## PROMPT
Scan the material and copy every line in which "chevron" appears.

## DATA FOR THIS EXERCISE
[Start of section]

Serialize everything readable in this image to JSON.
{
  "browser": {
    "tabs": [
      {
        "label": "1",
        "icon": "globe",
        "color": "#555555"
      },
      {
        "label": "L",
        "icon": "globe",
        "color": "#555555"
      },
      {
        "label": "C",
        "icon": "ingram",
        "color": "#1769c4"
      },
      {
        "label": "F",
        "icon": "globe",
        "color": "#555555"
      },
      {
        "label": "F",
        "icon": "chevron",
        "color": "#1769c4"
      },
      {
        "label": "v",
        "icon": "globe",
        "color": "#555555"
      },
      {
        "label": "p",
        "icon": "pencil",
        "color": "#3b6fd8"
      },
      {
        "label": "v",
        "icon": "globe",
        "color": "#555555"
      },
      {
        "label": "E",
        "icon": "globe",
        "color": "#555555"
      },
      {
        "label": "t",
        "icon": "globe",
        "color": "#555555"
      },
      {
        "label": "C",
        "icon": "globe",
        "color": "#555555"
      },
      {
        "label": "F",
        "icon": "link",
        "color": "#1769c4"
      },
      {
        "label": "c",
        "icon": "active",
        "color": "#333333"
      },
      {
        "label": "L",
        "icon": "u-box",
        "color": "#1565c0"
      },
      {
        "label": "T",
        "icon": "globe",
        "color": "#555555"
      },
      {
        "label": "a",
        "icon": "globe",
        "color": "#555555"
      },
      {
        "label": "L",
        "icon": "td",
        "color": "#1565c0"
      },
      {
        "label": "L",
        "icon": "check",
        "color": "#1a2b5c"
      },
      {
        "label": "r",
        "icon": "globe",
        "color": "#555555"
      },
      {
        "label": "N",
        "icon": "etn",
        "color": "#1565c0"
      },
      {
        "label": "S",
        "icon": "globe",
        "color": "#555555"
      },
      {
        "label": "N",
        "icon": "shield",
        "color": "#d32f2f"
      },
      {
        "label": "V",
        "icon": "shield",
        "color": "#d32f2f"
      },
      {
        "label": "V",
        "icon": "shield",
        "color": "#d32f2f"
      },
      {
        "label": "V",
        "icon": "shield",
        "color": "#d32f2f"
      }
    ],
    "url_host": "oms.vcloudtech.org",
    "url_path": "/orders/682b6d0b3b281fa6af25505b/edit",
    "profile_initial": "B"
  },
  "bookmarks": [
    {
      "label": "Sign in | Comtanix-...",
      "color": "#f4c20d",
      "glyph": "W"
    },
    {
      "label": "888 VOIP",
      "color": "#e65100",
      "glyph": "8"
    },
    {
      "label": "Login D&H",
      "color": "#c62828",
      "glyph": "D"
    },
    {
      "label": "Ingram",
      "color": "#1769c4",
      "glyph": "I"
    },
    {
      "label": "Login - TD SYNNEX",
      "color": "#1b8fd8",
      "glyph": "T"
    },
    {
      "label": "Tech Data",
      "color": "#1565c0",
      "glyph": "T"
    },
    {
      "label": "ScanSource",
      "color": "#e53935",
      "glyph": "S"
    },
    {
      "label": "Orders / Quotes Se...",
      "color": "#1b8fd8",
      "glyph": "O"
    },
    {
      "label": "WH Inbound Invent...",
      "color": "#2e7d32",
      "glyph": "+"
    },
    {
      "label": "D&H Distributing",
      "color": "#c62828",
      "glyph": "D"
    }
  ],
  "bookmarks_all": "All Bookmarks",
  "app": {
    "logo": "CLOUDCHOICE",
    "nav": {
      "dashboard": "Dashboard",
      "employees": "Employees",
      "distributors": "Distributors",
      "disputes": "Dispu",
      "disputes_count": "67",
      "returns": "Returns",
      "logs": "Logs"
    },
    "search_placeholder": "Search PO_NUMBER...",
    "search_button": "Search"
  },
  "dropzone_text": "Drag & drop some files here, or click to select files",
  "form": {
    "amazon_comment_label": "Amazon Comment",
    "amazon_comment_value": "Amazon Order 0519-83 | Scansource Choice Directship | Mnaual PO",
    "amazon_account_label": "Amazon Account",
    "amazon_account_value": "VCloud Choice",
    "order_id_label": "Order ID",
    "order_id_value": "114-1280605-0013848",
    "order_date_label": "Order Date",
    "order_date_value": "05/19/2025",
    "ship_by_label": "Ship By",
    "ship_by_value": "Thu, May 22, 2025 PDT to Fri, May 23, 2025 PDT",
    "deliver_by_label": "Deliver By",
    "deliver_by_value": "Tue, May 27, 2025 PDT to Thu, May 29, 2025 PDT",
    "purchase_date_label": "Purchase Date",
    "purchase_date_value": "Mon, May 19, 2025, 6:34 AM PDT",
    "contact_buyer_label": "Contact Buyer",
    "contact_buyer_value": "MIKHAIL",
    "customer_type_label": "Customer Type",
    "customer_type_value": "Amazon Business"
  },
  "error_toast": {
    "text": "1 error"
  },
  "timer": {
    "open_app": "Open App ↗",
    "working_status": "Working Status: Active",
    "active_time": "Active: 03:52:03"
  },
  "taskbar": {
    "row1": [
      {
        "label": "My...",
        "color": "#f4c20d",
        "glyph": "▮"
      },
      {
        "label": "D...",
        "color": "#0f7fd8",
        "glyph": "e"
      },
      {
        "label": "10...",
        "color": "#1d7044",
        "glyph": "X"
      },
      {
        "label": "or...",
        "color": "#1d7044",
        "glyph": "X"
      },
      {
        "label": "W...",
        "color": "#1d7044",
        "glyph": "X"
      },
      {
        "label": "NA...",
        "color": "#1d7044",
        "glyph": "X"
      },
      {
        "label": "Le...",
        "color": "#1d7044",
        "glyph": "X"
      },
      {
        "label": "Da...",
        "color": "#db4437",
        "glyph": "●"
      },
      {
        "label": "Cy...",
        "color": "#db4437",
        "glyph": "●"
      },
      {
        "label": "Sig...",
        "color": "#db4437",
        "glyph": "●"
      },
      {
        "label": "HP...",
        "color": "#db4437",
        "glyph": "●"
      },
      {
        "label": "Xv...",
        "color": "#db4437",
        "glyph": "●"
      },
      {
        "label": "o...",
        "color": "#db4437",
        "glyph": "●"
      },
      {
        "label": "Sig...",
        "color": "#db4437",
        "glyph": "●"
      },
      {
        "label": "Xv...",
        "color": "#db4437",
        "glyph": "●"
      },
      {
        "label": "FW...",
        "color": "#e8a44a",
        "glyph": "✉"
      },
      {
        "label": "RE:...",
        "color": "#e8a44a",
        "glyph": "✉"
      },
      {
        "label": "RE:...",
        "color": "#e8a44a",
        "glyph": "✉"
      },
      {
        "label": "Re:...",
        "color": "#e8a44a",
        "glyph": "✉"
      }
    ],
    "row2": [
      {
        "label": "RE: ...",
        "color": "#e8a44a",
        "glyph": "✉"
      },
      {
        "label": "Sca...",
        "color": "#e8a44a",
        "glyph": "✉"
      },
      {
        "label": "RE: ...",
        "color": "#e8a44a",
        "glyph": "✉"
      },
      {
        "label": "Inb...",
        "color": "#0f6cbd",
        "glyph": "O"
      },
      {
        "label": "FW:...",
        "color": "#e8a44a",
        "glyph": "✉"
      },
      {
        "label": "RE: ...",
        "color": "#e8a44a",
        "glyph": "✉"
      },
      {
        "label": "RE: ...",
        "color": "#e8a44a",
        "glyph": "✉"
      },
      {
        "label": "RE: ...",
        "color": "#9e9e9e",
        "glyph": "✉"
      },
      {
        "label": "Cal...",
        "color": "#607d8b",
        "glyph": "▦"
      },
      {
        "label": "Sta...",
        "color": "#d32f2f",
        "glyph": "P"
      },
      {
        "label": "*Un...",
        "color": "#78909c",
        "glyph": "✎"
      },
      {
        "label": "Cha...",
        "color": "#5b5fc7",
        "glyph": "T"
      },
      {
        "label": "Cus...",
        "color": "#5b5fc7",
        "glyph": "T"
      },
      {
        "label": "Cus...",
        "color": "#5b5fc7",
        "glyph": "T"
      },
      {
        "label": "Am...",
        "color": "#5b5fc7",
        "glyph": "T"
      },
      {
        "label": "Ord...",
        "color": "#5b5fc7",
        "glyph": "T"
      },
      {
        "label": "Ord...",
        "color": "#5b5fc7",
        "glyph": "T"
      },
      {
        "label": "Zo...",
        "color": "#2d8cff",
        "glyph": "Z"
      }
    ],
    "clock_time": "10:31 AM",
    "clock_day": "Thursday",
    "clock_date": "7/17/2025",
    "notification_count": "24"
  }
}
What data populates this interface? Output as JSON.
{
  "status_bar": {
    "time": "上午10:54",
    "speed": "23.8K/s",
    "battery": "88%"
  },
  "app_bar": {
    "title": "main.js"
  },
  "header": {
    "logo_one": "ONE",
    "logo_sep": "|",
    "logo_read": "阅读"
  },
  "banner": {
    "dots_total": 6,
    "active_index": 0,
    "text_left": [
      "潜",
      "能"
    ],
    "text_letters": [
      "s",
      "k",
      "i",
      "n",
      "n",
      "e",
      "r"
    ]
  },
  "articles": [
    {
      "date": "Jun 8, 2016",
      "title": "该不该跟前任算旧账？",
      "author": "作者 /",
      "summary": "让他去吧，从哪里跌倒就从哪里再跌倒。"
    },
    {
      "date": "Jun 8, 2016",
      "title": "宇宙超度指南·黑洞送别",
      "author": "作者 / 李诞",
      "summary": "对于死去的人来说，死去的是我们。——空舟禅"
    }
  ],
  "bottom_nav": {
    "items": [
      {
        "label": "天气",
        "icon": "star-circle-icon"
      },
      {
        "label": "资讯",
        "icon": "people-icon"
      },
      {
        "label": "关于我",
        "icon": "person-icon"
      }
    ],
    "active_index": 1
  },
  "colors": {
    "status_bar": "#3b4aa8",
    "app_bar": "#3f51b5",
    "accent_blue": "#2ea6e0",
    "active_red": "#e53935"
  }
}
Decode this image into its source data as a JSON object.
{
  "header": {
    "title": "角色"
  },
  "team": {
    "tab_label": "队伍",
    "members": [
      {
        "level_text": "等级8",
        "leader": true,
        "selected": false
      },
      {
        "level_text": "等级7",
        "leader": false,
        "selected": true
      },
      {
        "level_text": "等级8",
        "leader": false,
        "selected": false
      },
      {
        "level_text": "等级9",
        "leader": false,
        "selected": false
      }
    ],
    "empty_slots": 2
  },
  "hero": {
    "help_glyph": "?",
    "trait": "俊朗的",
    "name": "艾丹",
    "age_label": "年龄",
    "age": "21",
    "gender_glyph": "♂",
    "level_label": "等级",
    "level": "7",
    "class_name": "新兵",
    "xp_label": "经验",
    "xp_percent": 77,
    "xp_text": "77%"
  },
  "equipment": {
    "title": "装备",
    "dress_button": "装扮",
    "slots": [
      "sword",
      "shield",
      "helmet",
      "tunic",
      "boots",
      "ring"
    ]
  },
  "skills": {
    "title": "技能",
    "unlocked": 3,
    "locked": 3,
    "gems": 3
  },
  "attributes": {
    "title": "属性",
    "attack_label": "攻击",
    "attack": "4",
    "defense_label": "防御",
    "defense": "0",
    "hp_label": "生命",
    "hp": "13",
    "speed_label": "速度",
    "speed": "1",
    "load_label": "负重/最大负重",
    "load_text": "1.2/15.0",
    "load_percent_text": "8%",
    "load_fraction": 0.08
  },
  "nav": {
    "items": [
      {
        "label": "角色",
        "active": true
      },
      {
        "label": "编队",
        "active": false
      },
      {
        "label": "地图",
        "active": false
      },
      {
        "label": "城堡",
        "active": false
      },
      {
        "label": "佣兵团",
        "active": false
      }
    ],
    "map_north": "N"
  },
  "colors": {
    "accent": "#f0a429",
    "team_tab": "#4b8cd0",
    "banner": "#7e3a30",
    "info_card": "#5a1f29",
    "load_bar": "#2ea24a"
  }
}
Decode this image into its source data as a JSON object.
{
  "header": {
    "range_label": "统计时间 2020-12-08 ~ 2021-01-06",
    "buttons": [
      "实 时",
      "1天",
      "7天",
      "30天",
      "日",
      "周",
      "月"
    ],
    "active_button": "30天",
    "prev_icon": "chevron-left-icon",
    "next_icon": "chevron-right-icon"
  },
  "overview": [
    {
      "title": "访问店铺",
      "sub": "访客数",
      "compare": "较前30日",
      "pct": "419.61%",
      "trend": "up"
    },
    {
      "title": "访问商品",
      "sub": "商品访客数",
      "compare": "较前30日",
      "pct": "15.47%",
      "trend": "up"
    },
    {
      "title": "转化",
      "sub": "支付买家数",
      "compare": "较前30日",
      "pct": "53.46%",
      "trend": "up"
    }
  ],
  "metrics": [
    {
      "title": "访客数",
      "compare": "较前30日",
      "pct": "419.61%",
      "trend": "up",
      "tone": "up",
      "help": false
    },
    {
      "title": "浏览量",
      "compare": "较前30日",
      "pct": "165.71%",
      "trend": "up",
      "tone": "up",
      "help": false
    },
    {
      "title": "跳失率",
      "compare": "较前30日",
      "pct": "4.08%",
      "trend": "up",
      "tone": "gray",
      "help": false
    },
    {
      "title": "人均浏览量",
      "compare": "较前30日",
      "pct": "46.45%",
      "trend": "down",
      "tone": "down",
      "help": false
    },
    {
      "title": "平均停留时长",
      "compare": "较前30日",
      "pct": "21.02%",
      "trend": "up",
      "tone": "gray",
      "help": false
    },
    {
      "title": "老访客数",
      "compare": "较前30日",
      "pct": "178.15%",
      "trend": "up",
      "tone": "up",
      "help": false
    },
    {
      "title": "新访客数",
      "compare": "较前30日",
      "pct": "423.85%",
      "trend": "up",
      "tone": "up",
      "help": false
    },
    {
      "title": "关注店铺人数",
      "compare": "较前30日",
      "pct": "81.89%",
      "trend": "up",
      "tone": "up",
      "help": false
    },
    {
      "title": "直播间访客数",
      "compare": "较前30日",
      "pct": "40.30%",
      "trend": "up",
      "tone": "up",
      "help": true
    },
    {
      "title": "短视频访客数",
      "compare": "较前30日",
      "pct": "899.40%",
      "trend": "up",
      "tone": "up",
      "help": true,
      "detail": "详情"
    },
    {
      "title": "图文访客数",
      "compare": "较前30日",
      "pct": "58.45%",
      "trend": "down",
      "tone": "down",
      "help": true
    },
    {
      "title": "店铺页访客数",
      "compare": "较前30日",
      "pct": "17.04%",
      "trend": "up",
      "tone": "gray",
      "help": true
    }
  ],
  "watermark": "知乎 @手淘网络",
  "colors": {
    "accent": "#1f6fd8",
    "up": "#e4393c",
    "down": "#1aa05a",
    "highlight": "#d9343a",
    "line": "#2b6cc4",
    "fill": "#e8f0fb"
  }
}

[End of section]

## ANSWER BELOW
        "icon": "chevron",
    "prev_icon": "chevron-left-icon",
    "next_icon": "chevron-right-icon"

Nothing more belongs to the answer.